The nation’s first new guidelines in a decade for preventing heart attacks and strokes call for twice as many Americans — one-third of all adults — to consider taking cholesterol-lowering statin drugs.
The guidelines, issued Tuesday by the American Heart Association and American College of Cardiology, are a big change. They offer doctors a new formula for estimating a patient’s risk that includes many factors besides a high cholesterol level, the main focus now. The formula includes age, gender, race and factors such as whether someone smokes.
The guidelines for the first time take aim at strokes, not just heart attacks. Partly because of that, they set a lower threshold for using medicines to reduce risk.
The definition of high cholesterol isn’t changing, but the treatment goal is. Instead of aiming for a specific number, using whatever drugs get a patient there, the advice stresses statins such as Lipitor and Zocor and identifies four groups of people they help the most.
“The emphasis is to try to treat more appropriately,” said Dr. Neil Stone, the Northwestern University doctor who headed the cholesterol guideline panel. “We’re going to give statins to those who are the most likely to benefit.”
Doctors say the new approach will limit how many people with low heart risks are put on statins simply because of a cholesterol number. Yet under the new advice, 33 million Americans — 44 percent of men and 22 percent of women — would meet the threshold to consider taking a statin. Under the current guidelines, statins are recommended for only about 15 percent of adults.
“It will be controversial, there’s no question about it. For as long as I remember, we’ve told physicians and patients we should treat their cholesterol to certain goal levels,” said the Cleveland Clinic’s Dr. Steven Nissen. “There is concern that there will be a lot of confusion about what to do.”
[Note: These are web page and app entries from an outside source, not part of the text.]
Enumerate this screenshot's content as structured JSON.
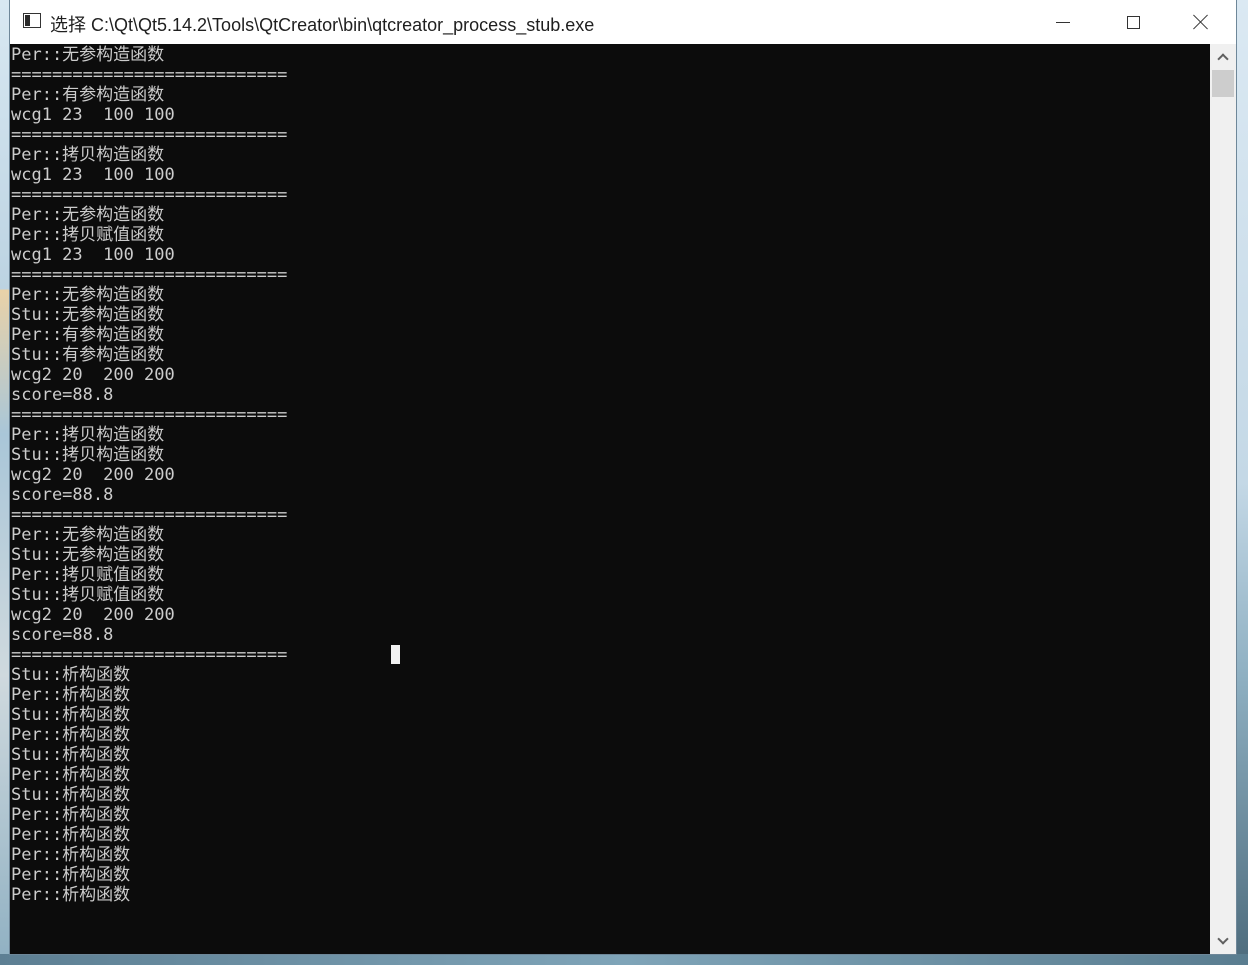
{
  "window": {
    "title": "选择 C:\\Qt\\Qt5.14.2\\Tools\\QtCreator\\bin\\qtcreator_process_stub.exe",
    "controls": {
      "minimize": "minimize",
      "maximize": "maximize",
      "close": "close"
    }
  },
  "console": {
    "background": "#0c0c0c",
    "foreground": "#cccccc",
    "lines": [
      "Per::无参构造函数",
      "===========================",
      "Per::有参构造函数",
      "wcg1 23  100 100",
      "===========================",
      "Per::拷贝构造函数",
      "wcg1 23  100 100",
      "===========================",
      "Per::无参构造函数",
      "Per::拷贝赋值函数",
      "wcg1 23  100 100",
      "===========================",
      "Per::无参构造函数",
      "Stu::无参构造函数",
      "Per::有参构造函数",
      "Stu::有参构造函数",
      "wcg2 20  200 200",
      "score=88.8",
      "===========================",
      "Per::拷贝构造函数",
      "Stu::拷贝构造函数",
      "wcg2 20  200 200",
      "score=88.8",
      "===========================",
      "Per::无参构造函数",
      "Stu::无参构造函数",
      "Per::拷贝赋值函数",
      "Stu::拷贝赋值函数",
      "wcg2 20  200 200",
      "score=88.8",
      "===========================",
      "Stu::析构函数",
      "Per::析构函数",
      "Stu::析构函数",
      "Per::析构函数",
      "Stu::析构函数",
      "Per::析构函数",
      "Stu::析构函数",
      "Per::析构函数",
      "Per::析构函数",
      "Per::析构函数",
      "Per::析构函数",
      "Per::析构函数"
    ]
  },
  "scrollbar": {
    "position": 0.0
  }
}
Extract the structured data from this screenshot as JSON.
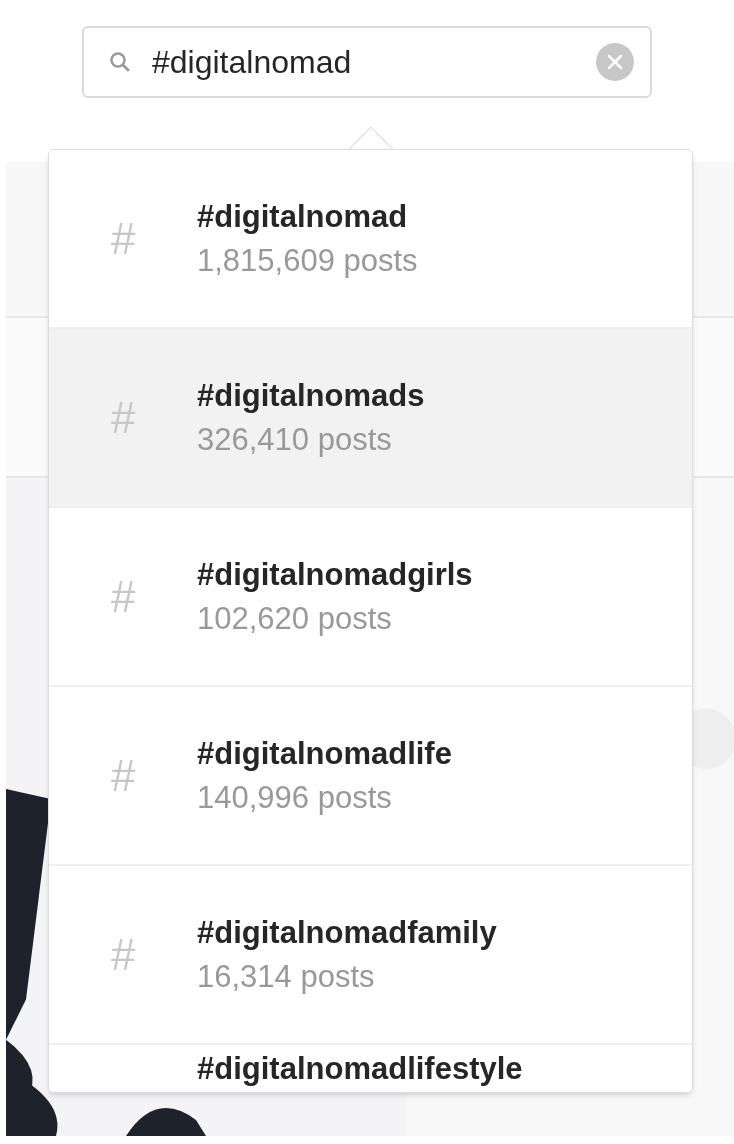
{
  "search": {
    "value": "#digitalnomad"
  },
  "results": [
    {
      "icon": "#",
      "tag": "#digitalnomad",
      "count": "1,815,609 posts",
      "selected": false
    },
    {
      "icon": "#",
      "tag": "#digitalnomads",
      "count": "326,410 posts",
      "selected": true
    },
    {
      "icon": "#",
      "tag": "#digitalnomadgirls",
      "count": "102,620 posts",
      "selected": false
    },
    {
      "icon": "#",
      "tag": "#digitalnomadlife",
      "count": "140,996 posts",
      "selected": false
    },
    {
      "icon": "#",
      "tag": "#digitalnomadfamily",
      "count": "16,314 posts",
      "selected": false
    },
    {
      "tag": "#digitalnomadlifestyle",
      "selected": false
    }
  ]
}
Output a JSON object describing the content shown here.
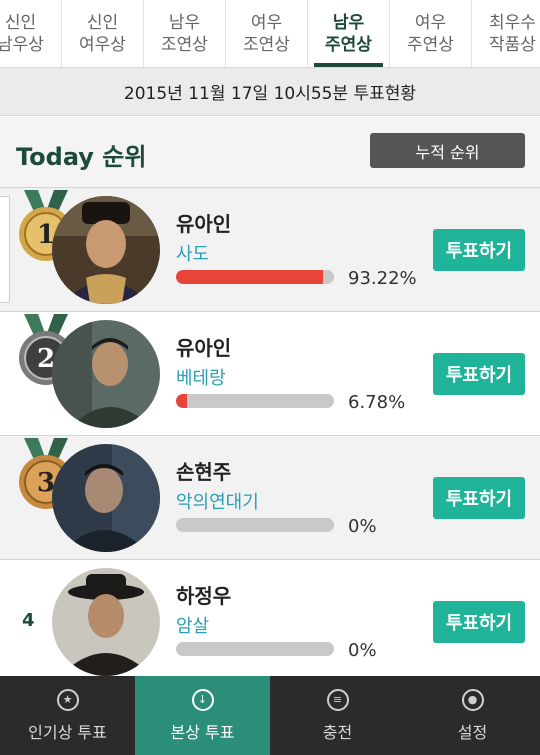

The government’s National Heart, Lung and Blood Institute appointed expert panels to write the new guidelines in 2008, but in June said it would leave drafting them to the Heart Association and College of Cardiology.